(Items from an interface collection)
═══

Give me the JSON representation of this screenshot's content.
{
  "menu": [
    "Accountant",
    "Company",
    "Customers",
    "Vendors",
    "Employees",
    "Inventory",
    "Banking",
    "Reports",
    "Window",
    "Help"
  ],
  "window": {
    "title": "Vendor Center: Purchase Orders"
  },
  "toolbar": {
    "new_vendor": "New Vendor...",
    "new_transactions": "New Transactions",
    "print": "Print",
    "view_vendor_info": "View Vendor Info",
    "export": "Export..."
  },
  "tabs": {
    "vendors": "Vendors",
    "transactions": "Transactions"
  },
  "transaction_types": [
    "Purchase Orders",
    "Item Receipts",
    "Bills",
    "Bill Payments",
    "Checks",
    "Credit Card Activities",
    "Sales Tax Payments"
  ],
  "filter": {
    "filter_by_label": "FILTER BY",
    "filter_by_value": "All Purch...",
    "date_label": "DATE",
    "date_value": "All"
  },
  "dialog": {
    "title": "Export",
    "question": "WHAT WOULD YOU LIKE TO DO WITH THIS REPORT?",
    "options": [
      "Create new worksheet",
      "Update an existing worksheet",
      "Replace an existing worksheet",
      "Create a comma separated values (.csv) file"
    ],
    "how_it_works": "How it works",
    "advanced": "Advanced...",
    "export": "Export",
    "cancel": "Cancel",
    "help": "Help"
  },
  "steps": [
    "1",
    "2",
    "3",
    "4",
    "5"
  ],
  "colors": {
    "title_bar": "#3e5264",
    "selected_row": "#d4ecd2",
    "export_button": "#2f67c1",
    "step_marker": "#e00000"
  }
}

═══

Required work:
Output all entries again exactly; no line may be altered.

Your response:
Give me the JSON representation of this screenshot's content.
{
  "menu": [
    "Accountant",
    "Company",
    "Customers",
    "Vendors",
    "Employees",
    "Inventory",
    "Banking",
    "Reports",
    "Window",
    "Help"
  ],
  "window": {
    "title": "Vendor Center: Purchase Orders"
  },
  "toolbar": {
    "new_vendor": "New Vendor...",
    "new_transactions": "New Transactions",
    "print": "Print",
    "view_vendor_info": "View Vendor Info",
    "export": "Export..."
  },
  "tabs": {
    "vendors": "Vendors",
    "transactions": "Transactions"
  },
  "transaction_types": [
    "Purchase Orders",
    "Item Receipts",
    "Bills",
    "Bill Payments",
    "Checks",
    "Credit Card Activities",
    "Sales Tax Payments"
  ],
  "filter": {
    "filter_by_label": "FILTER BY",
    "filter_by_value": "All Purch...",
    "date_label": "DATE",
    "date_value": "All"
  },
  "dialog": {
    "title": "Export",
    "question": "WHAT WOULD YOU LIKE TO DO WITH THIS REPORT?",
    "options": [
      "Create new worksheet",
      "Update an existing worksheet",
      "Replace an existing worksheet",
      "Create a comma separated values (.csv) file"
    ],
    "how_it_works": "How it works",
    "advanced": "Advanced...",
    "export": "Export",
    "cancel": "Cancel",
    "help": "Help"
  },
  "steps": [
    "1",
    "2",
    "3",
    "4",
    "5"
  ],
  "colors": {
    "title_bar": "#3e5264",
    "selected_row": "#d4ecd2",
    "export_button": "#2f67c1",
    "step_marker": "#e00000"
  }
}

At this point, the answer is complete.